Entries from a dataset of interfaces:
-----
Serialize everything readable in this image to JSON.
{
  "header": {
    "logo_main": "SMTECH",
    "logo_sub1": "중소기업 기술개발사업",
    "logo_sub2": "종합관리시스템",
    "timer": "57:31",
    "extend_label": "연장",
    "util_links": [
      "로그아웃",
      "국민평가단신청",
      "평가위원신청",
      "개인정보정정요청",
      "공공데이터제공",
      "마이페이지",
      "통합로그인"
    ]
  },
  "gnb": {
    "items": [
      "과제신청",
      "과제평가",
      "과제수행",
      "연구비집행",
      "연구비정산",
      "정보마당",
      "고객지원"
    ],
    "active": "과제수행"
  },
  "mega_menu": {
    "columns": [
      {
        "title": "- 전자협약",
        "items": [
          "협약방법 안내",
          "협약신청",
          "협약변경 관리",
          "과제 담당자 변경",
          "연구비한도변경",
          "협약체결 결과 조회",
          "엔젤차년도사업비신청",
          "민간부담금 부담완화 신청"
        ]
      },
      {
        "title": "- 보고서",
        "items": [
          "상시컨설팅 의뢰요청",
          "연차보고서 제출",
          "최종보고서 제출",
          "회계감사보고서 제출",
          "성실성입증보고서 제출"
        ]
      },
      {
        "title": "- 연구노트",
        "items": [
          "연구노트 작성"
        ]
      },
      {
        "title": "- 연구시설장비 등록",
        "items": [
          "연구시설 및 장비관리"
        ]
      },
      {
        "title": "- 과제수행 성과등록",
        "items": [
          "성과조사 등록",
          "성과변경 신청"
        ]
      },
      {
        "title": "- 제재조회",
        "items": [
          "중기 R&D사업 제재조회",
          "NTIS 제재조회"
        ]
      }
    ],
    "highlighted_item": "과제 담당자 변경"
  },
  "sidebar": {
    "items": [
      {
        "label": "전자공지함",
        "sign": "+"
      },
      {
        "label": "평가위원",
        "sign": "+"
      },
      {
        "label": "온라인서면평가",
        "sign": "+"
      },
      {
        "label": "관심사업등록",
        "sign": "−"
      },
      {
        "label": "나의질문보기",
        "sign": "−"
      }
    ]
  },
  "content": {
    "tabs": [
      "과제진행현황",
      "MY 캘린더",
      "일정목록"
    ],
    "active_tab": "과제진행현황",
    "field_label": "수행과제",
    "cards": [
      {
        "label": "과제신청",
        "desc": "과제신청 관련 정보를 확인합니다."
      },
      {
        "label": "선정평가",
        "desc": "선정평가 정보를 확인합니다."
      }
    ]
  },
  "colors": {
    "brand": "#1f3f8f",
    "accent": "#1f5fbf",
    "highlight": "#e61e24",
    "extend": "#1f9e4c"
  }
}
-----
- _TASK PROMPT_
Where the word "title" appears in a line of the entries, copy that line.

- _TASK RESULT_
        "title": "- 전자협약",
        "title": "- 보고서",
        "title": "- 연구노트",
        "title": "- 연구시설장비 등록",
        "title": "- 과제수행 성과등록",
        "title": "- 제재조회",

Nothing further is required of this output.